WHAT THE TASK ASKS >> In the data below, how many lines contain the string "JSON"? Give only the figure.

________________________________________

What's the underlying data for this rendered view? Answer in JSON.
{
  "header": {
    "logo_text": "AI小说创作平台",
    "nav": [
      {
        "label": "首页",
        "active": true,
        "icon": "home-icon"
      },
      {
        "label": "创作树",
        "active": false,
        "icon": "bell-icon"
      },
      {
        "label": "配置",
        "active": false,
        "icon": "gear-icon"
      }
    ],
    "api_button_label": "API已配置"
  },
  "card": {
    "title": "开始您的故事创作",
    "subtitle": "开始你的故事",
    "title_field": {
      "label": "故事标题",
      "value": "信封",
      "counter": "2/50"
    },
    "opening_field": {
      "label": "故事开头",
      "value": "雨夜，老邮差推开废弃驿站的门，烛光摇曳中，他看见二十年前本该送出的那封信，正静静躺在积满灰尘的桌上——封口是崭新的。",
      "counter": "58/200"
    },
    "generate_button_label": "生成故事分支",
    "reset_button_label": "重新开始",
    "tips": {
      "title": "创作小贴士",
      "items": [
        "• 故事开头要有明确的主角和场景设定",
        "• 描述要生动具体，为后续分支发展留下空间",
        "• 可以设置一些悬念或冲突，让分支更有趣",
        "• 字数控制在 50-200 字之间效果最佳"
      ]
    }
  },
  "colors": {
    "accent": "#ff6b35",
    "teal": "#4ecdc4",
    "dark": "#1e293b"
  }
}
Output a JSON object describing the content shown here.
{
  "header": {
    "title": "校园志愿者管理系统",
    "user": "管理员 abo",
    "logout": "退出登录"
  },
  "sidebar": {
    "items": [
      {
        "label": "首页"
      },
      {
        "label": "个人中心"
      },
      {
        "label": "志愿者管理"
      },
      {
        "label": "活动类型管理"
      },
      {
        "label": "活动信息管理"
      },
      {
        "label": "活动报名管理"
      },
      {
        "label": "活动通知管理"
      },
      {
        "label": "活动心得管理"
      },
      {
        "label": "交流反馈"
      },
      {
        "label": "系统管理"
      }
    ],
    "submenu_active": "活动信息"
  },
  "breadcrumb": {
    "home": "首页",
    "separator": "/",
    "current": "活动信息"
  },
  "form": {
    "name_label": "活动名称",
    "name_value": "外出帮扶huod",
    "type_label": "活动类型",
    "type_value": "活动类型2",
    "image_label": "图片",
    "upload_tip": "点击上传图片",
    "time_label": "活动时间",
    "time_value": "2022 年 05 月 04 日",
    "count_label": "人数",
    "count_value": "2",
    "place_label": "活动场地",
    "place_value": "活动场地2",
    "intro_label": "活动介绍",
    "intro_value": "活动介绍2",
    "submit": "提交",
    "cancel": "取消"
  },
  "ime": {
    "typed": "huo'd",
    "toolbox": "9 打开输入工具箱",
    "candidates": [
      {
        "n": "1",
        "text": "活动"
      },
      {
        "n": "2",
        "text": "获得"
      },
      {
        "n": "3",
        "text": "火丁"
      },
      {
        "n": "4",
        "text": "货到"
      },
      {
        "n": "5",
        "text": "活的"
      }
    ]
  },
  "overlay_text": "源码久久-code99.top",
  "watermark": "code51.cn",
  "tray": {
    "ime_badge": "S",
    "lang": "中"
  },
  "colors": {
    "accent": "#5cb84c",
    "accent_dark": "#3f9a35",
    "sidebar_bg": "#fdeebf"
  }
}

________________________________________

SOLUTION >> 2